This was a murder mystery wherein the local doctor and amateur sleuth Gaius Petreius Ruso picks up a mysterious slave girl while investigating the suspicious deaths of several other slave girls from the local brothel and is there a connection, yadda yadda yadda…
I actually quite liked it, even though I think there were some rough patches to the writing and a bit too much trying to be clever with the coyly switching viewpoints from the author. And the mystery was a bit drawn-out for a while, then abruptly twisted in upon itself in a way that wasn't too hard to figure out (though it wasn't incredibly obvious and took a little dot-connecting).
There was something of a modern-ish flavour to the period mindset, at least from Our Hero, though not nearly as glaringly so as in Lindsay Davis' Marcus Didius Falco series, I find.
But it's her first novel and a pretty good job for all that; shame the e-book edition is riddled with noticeable and mildly distracting text errors (mostly missing or displaced punctuation and superfluous OCR hyphens rather than anything really teeth-grindingly wrong).

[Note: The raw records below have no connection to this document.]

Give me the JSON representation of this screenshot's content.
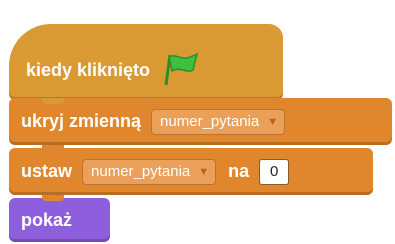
{
  "blocks": {
    "hat": {
      "label": "kiedy kliknięto",
      "icon": "green-flag-icon",
      "color": "#d99a34"
    },
    "hide_variable": {
      "label": "ukryj zmienną",
      "variable": "numer_pytania",
      "color": "#e0872d"
    },
    "set_variable": {
      "label": "ustaw",
      "variable": "numer_pytania",
      "connector": "na",
      "value": "0",
      "color": "#e0872d"
    },
    "show": {
      "label": "pokaż",
      "color": "#8e5fdc"
    }
  },
  "icons": {
    "dropdown_arrow": "▼"
  },
  "colors": {
    "flag": "#3fbf3f",
    "flag_dark": "#2a8f2a"
  }
}
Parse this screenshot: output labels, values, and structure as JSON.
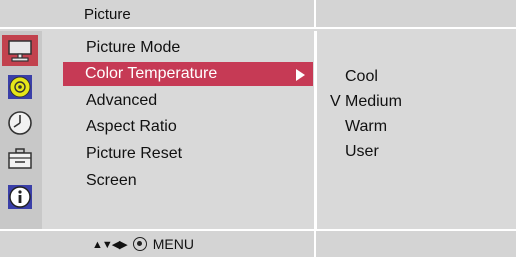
{
  "header": {
    "title": "Picture"
  },
  "sidebar": {
    "icons": [
      {
        "name": "monitor-icon",
        "active": true
      },
      {
        "name": "disc-icon",
        "active": false
      },
      {
        "name": "clock-icon",
        "active": false
      },
      {
        "name": "toolbox-icon",
        "active": false
      },
      {
        "name": "info-icon",
        "active": false
      }
    ]
  },
  "menu": {
    "items": [
      {
        "label": "Picture Mode"
      },
      {
        "label": "Color Temperature",
        "selected": true
      },
      {
        "label": "Advanced"
      },
      {
        "label": "Aspect Ratio"
      },
      {
        "label": "Picture Reset"
      },
      {
        "label": "Screen"
      }
    ]
  },
  "submenu": {
    "items": [
      {
        "label": "Cool",
        "checked": false
      },
      {
        "label": "Medium",
        "checked": true,
        "mark": "V"
      },
      {
        "label": "Warm",
        "checked": false
      },
      {
        "label": "User",
        "checked": false
      }
    ]
  },
  "footer": {
    "nav_arrows": "▲▼◀▶",
    "menu_label": "MENU"
  },
  "colors": {
    "accent": "#c63a55",
    "panel": "#d9d9d9",
    "divider": "#ffffff"
  }
}
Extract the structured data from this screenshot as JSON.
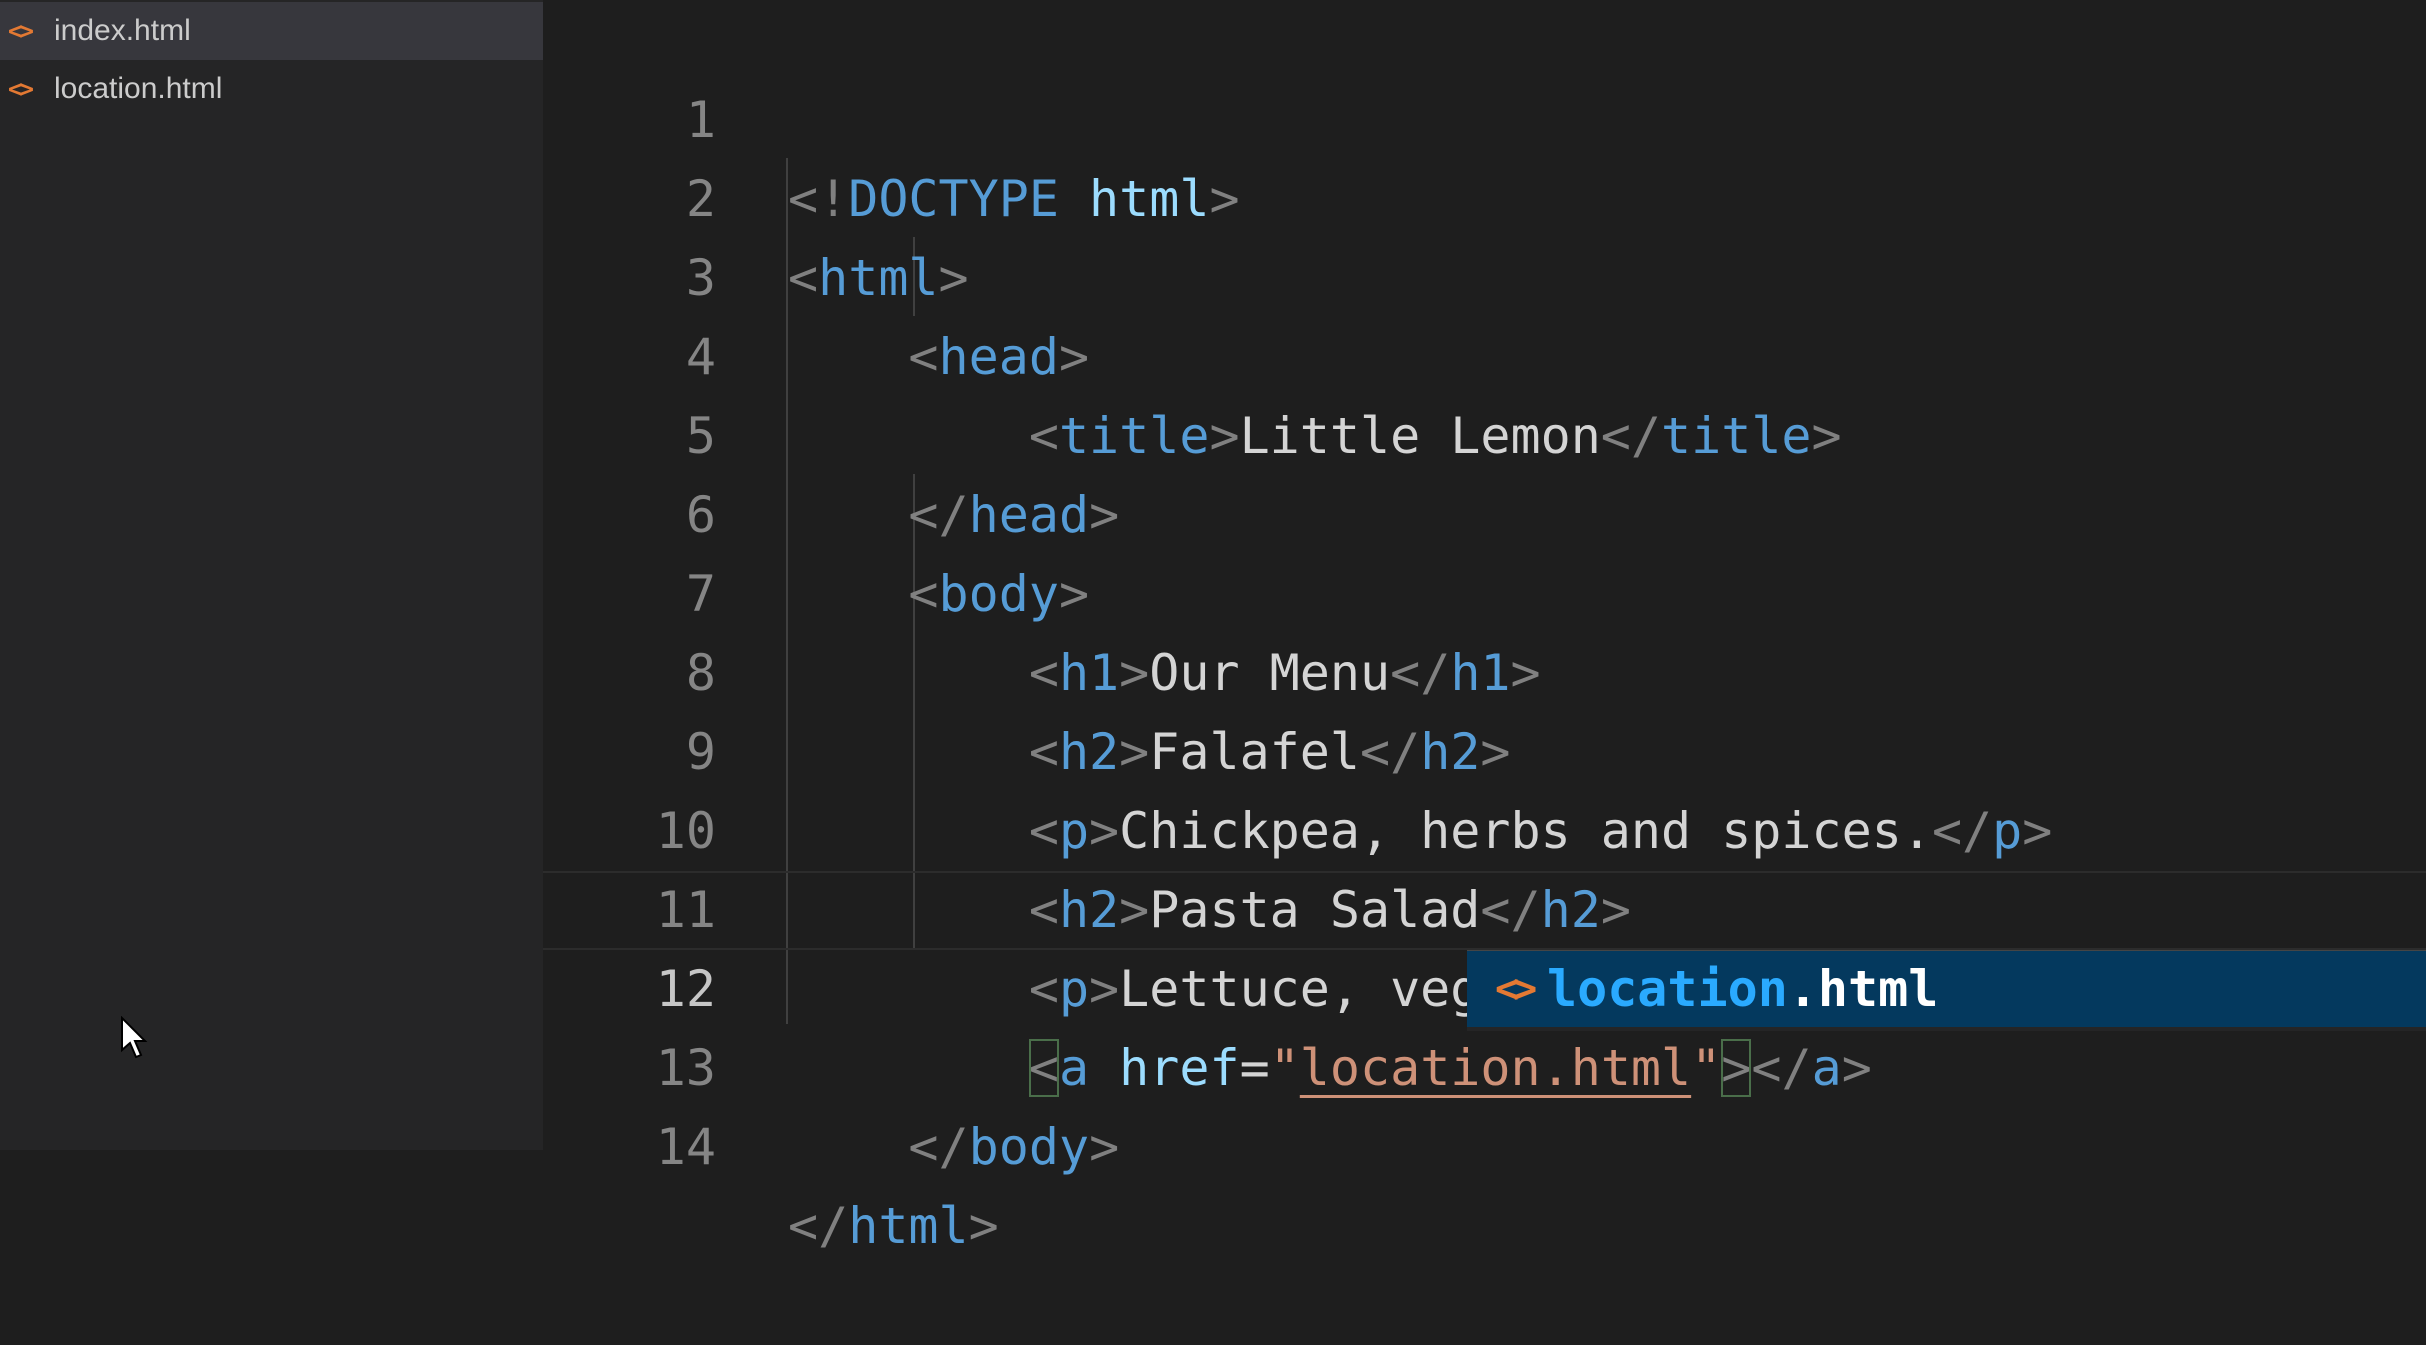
{
  "explorer": {
    "files": [
      {
        "icon": "<>",
        "name": "index.html",
        "active": true
      },
      {
        "icon": "<>",
        "name": "location.html",
        "active": false
      }
    ]
  },
  "editor": {
    "line_numbers": [
      "1",
      "2",
      "3",
      "4",
      "5",
      "6",
      "7",
      "8",
      "9",
      "10",
      "11",
      "12",
      "13",
      "14"
    ],
    "current_line": 12,
    "lines": {
      "l1": {
        "open": "<!",
        "doctype": "DOCTYPE",
        "html": "html",
        "close": ">"
      },
      "l2": {
        "open": "<",
        "tag": "html",
        "close": ">"
      },
      "l3": {
        "open": "<",
        "tag": "head",
        "close": ">"
      },
      "l4": {
        "open": "<",
        "tag": "title",
        "gt": ">",
        "text": "Little Lemon",
        "lt": "</",
        "ctag": "title",
        "close": ">"
      },
      "l5": {
        "open": "</",
        "tag": "head",
        "close": ">"
      },
      "l6": {
        "open": "<",
        "tag": "body",
        "close": ">"
      },
      "l7": {
        "open": "<",
        "tag": "h1",
        "gt": ">",
        "text": "Our Menu",
        "lt": "</",
        "ctag": "h1",
        "close": ">"
      },
      "l8": {
        "open": "<",
        "tag": "h2",
        "gt": ">",
        "text": "Falafel",
        "lt": "</",
        "ctag": "h2",
        "close": ">"
      },
      "l9": {
        "open": "<",
        "tag": "p",
        "gt": ">",
        "text": "Chickpea, herbs and spices.",
        "lt": "</",
        "ctag": "p",
        "close": ">"
      },
      "l10": {
        "open": "<",
        "tag": "h2",
        "gt": ">",
        "text": "Pasta Salad",
        "lt": "</",
        "ctag": "h2",
        "close": ">"
      },
      "l11": {
        "open": "<",
        "tag": "p",
        "gt": ">",
        "text": "Lettuce, vegetables and mozzarella.",
        "lt": "</",
        "ctag": "p",
        "close": ">"
      },
      "l12": {
        "open": "<",
        "tag": "a",
        "attr": "href",
        "eq": "=",
        "q1": "\"",
        "value": "location.html",
        "q2": "\"",
        "gt": ">",
        "lt": "</",
        "ctag": "a",
        "close": ">"
      },
      "l13": {
        "open": "</",
        "tag": "body",
        "close": ">"
      },
      "l14": {
        "open": "</",
        "tag": "html",
        "close": ">"
      }
    }
  },
  "suggestion": {
    "icon": "<>",
    "match": "location",
    "rest": ".html"
  },
  "colors": {
    "tag": "#569cd6",
    "punctuation": "#808080",
    "attribute": "#9cdcfe",
    "string": "#ce9178",
    "text": "#d4d4d4",
    "file_icon": "#e37933",
    "suggest_selected": "#04395e"
  }
}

It was a fairly long book (over 8000 locations in the Kindle edition, though some of that was due to bonus chapter from the sequel) and the author helpfully put in a couple of historical notes about what was known about Roman Britain (not much) that she was able to use and what she more-or-less made up, which I always like to have.

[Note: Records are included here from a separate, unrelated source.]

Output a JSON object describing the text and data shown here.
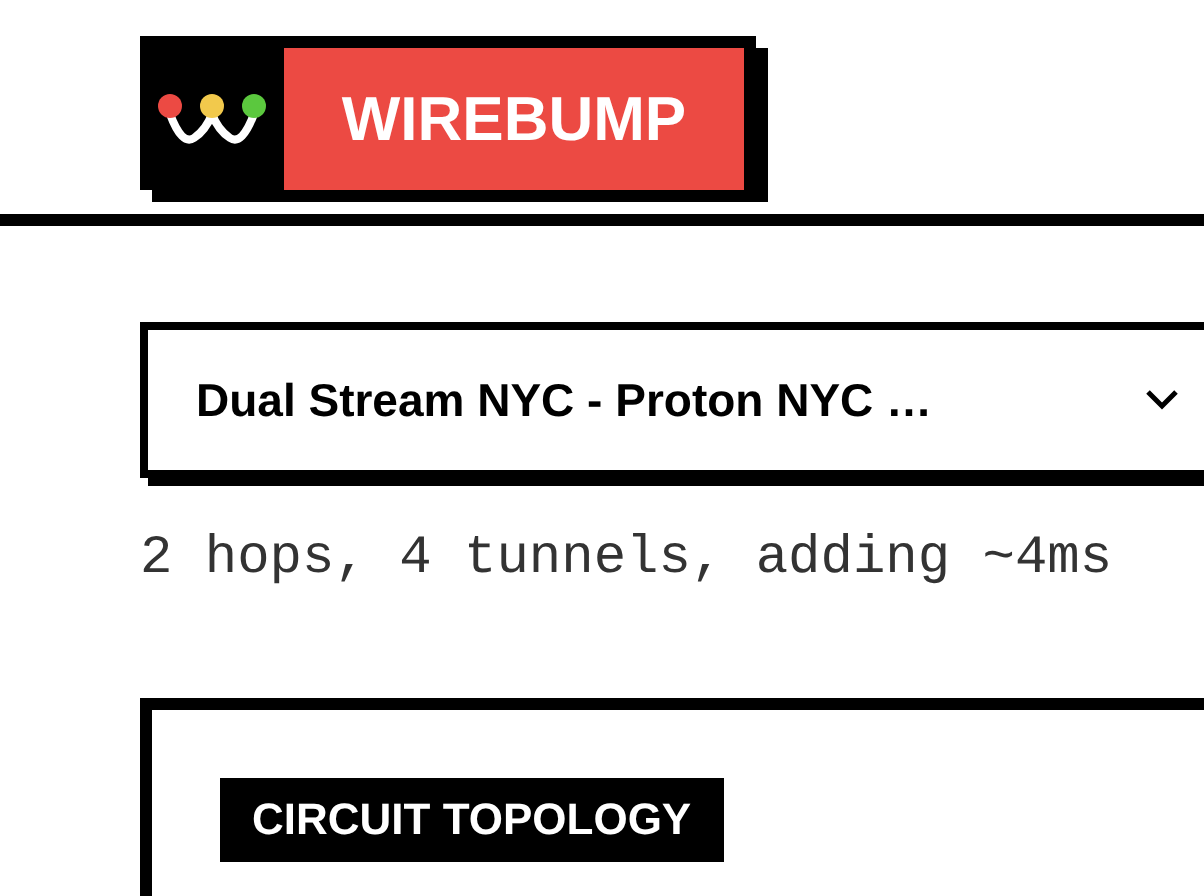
{
  "logo": {
    "name": "WIREBUMP"
  },
  "route_select": {
    "value": "Dual Stream NYC - Proton NYC …"
  },
  "route_summary": "2 hops, 4 tunnels, adding ~4ms",
  "card": {
    "label": "CIRCUIT TOPOLOGY"
  }
}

Anyway, it's a freebie in several of the stores and at that price it was certainly worth my while and would have no qualms borrowing the rest of the series from the library. I just went and bought the second book in the series, Terra Incognita, which is promotionally tie-in priced at 99 cents, for 72 cents including taxes at the Kobo store with a discount coupon from the Deals forum.
Let's see if it's equally typo-ridden, but for less than 3 quarters, I'm not going to begrudge the cost.
Moderate recommendation for people who like ancient Rome, ancient Britain, or historical sleuths in general. Not the best I've read, but fairly enjoyable, enough so for me to seek out the sequels if I'm not paying too much.
But it's currently freebie, so if you think you'll be even vaguely interested, pick it up while you still can.